For best results, buy the cheese whole and grate it yourself. Pre-shredded cheese sometimes gives off a chalky flavor.
Another non-traditional note: while pão de queijo is typically formed and placed in rounds on a baking sheet, I found it easier to place the dough inside mini muffin tins. The tins helped the pão hold their shape, and made the shaping process much faster than if we were to shape them by hand. Not traditional, no, but effective? Yes.
Pão de Queijo
A traditional Brazilian bread, pão de queijo is easy to make with this straightforward recipe. Parmesan and Mozzarella replace authentic Brazilian cheese that is difficult to find in the United States. The result is a delicious, chewy, puffed cheese bread!
If you purchased pre-grated cheese, skip to next step. Grate the parmesan and shred the mozzarella. After measuring out the required amount, you can mix the cheeses together in a bowl and set aside.
Preheat oven to 400°F.
Set up your stand mixer so that it's ready to go for the next step. Add the tapioca flour and baking powder to the bowl of the mixer.
In a medium-sized saucepan, combine the wet ingredients (milk, water, oil and salt). Cover and bring to a gentle rolling boil over medium heat. Once boiling, pour over the flour in the mixer.

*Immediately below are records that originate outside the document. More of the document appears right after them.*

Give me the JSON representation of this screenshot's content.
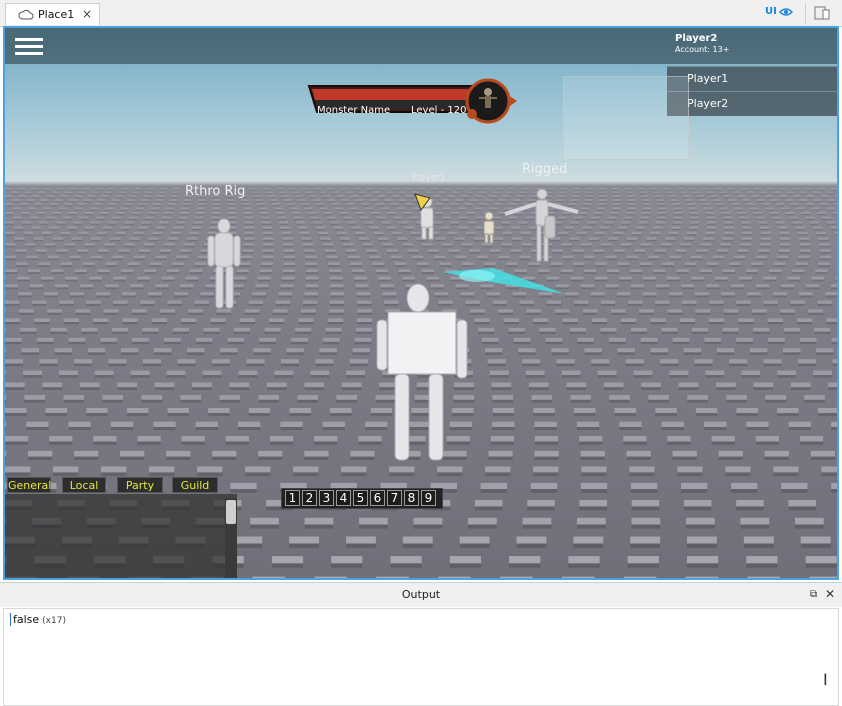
{
  "tab": {
    "title": "Place1",
    "close": "×",
    "icon": "cloud-icon"
  },
  "toolbar": {
    "ui_label": "UI",
    "ui_icon": "eye-icon",
    "device_icon": "device-emulator-icon"
  },
  "game": {
    "menu_icon": "hamburger-menu-icon",
    "player": {
      "name": "Player2",
      "account": "Account: 13+"
    },
    "player_list": [
      "Player1",
      "Player2"
    ],
    "monster": {
      "name": "Monster Name",
      "level": "Level - 120",
      "portrait_icon": "monster-portrait-icon"
    },
    "world_labels": {
      "rthro": "Rthro Rig",
      "player1": "Player1",
      "rigged": "Rigged"
    },
    "chat_tabs": [
      "General",
      "Local",
      "Party",
      "Guild"
    ],
    "hotbar": [
      "1",
      "2",
      "3",
      "4",
      "5",
      "6",
      "7",
      "8",
      "9"
    ]
  },
  "output": {
    "title": "Output",
    "float_icon": "float-window-icon",
    "close": "✕",
    "line_text": "false",
    "line_count": "(x17)"
  },
  "colors": {
    "accent": "#4aa3df",
    "chat_tab_text": "#e6e63a",
    "health_bar": "#c0392b"
  }
}
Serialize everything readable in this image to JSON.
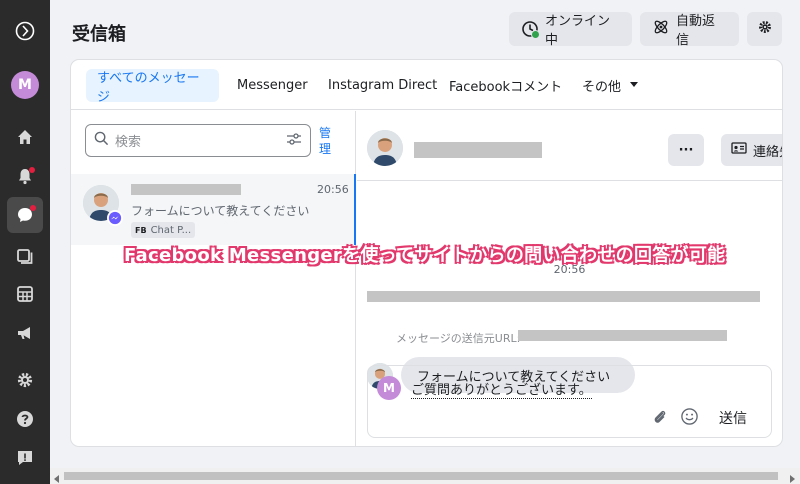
{
  "header": {
    "title": "受信箱",
    "status_label": "オンライン中",
    "auto_reply_label": "自動返信"
  },
  "tabs": [
    {
      "label": "すべてのメッセージ"
    },
    {
      "label": "Messenger"
    },
    {
      "label": "Instagram Direct"
    },
    {
      "label": "Facebookコメント"
    },
    {
      "label": "その他"
    }
  ],
  "search": {
    "placeholder": "検索",
    "manage_label": "管理"
  },
  "conversation": {
    "time": "20:56",
    "preview": "フォームについて教えてください",
    "tag_prefix": "FB",
    "tag": "Chat P..."
  },
  "chat": {
    "more_label": "···",
    "view_contact_label": "連絡先を見る",
    "timestamp": "20:56",
    "source_url_label": "メッセージの送信元URL:",
    "message": "フォームについて教えてください",
    "composer_text": "ご質問ありがとうございます。",
    "composer_avatar": "M",
    "send_label": "送信"
  },
  "sidebar": {
    "avatar_letter": "M"
  },
  "caption": "Facebook Messengerを使ってサイトからの問い合わせの回答が可能",
  "colors": {
    "accent": "#1877f2",
    "rail": "#2b2b2b",
    "caption_outline": "#e23a6e",
    "avatar": "#c38bd8",
    "online": "#31a24c"
  }
}
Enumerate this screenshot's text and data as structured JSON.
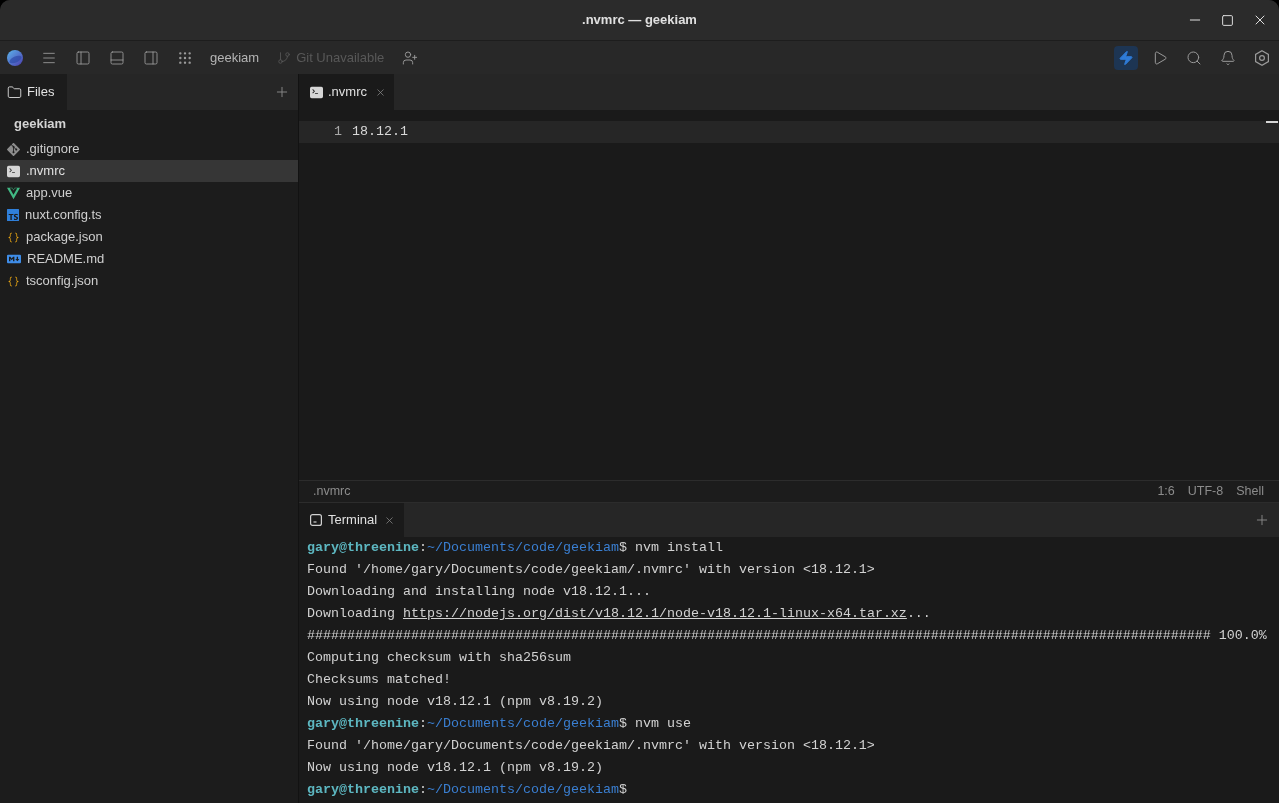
{
  "window": {
    "title": ".nvmrc — geekiam"
  },
  "toolbar": {
    "project": "geekiam",
    "git": {
      "label": "Git Unavailable",
      "disabled": true
    },
    "actions": [
      {
        "kind": "bolt",
        "active": true
      },
      {
        "kind": "run",
        "active": false
      },
      {
        "kind": "search",
        "active": false
      },
      {
        "kind": "notifications",
        "active": false
      },
      {
        "kind": "settings",
        "active": false
      }
    ]
  },
  "sidebar": {
    "tabs": [
      {
        "label": "Files",
        "selected": true
      }
    ],
    "project": "geekiam",
    "files": [
      {
        "name": ".gitignore",
        "kind": "git",
        "selected": false
      },
      {
        "name": ".nvmrc",
        "kind": "shell",
        "selected": true
      },
      {
        "name": "app.vue",
        "kind": "vue",
        "selected": false
      },
      {
        "name": "nuxt.config.ts",
        "kind": "typescript",
        "selected": false
      },
      {
        "name": "package.json",
        "kind": "json",
        "selected": false
      },
      {
        "name": "README.md",
        "kind": "markdown",
        "selected": false
      },
      {
        "name": "tsconfig.json",
        "kind": "json",
        "selected": false
      }
    ]
  },
  "editor": {
    "tabs": [
      {
        "label": ".nvmrc",
        "kind": "shell",
        "selected": true
      }
    ],
    "lines": [
      {
        "number": "1",
        "text": "18.12.1",
        "current": true
      }
    ]
  },
  "status_bar": {
    "file": ".nvmrc",
    "position": "1:6",
    "encoding": "UTF-8",
    "language": "Shell"
  },
  "terminal": {
    "tabs": [
      {
        "label": "Terminal",
        "selected": true
      }
    ],
    "lines": [
      {
        "kind": "prompt",
        "user": "gary@threenine",
        "separator": ":",
        "path": "~/Documents/code/geekiam",
        "symbol": "$",
        "command": "nvm install"
      },
      {
        "kind": "output",
        "text": "Found '/home/gary/Documents/code/geekiam/.nvmrc' with version <18.12.1>"
      },
      {
        "kind": "output",
        "text": "Downloading and installing node v18.12.1..."
      },
      {
        "kind": "link",
        "before": "Downloading",
        "link": "https://nodejs.org/dist/v18.12.1/node-v18.12.1-linux-x64.tar.xz",
        "after": "..."
      },
      {
        "kind": "output",
        "text": "################################################################################################################# 100.0%"
      },
      {
        "kind": "output",
        "text": "Computing checksum with sha256sum"
      },
      {
        "kind": "output",
        "text": "Checksums matched!"
      },
      {
        "kind": "output",
        "text": "Now using node v18.12.1 (npm v8.19.2)"
      },
      {
        "kind": "prompt",
        "user": "gary@threenine",
        "separator": ":",
        "path": "~/Documents/code/geekiam",
        "symbol": "$",
        "command": "nvm use"
      },
      {
        "kind": "output",
        "text": "Found '/home/gary/Documents/code/geekiam/.nvmrc' with version <18.12.1>"
      },
      {
        "kind": "output",
        "text": "Now using node v18.12.1 (npm v8.19.2)"
      },
      {
        "kind": "prompt",
        "user": "gary@threenine",
        "separator": ":",
        "path": "~/Documents/code/geekiam",
        "symbol": "$"
      }
    ]
  }
}
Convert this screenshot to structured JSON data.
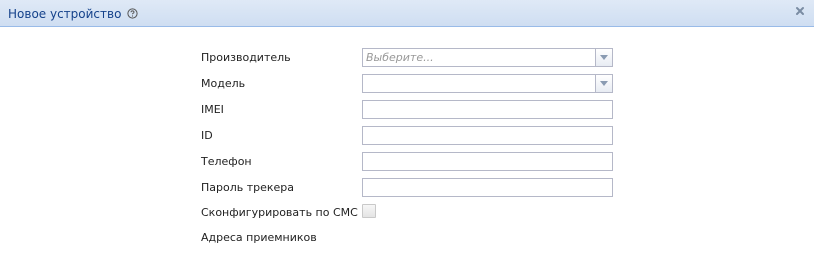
{
  "window": {
    "title": "Новое устройство",
    "help_icon": "question-circle-icon",
    "close_icon": "close-x-icon"
  },
  "form": {
    "manufacturer": {
      "label": "Производитель",
      "placeholder": "Выберите...",
      "trigger_icon": "chevron-down-icon"
    },
    "model": {
      "label": "Модель",
      "value": "",
      "trigger_icon": "chevron-down-icon"
    },
    "imei": {
      "label": "IMEI",
      "value": ""
    },
    "id": {
      "label": "ID",
      "value": ""
    },
    "phone": {
      "label": "Телефон",
      "value": ""
    },
    "tracker_password": {
      "label": "Пароль трекера",
      "value": ""
    },
    "configure_sms": {
      "label": "Сконфигурировать по СМС",
      "checked": false
    },
    "receiver_addresses": {
      "label": "Адреса приемников"
    }
  },
  "colors": {
    "titlebar_top": "#dfe9f6",
    "titlebar_bottom": "#cfdef2",
    "title_text": "#15428b",
    "field_border": "#b5b8c8",
    "placeholder_text": "#999999"
  }
}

Turn on the mixer and mix on high until the tapioca flour and wet ingredients are well-incorporated. It will have a stretchy, sticky texture that is to be expected.
Add eggs one at a time. To make things easy, you can crack the two eggs into a small bowl and whisky gently. Pour this in a slow steady stream into the mixer on medium-high speed. Allow the eggs to incorporate in small increments before adding more.
Repeat a similar process with the cheese. Working in small batches, add the cheese into the batter slowly until fully combined.
Spray your mini muffin tin with non-stick spray. Using a small scoop or spoon, scoop the batter into the muffin wells.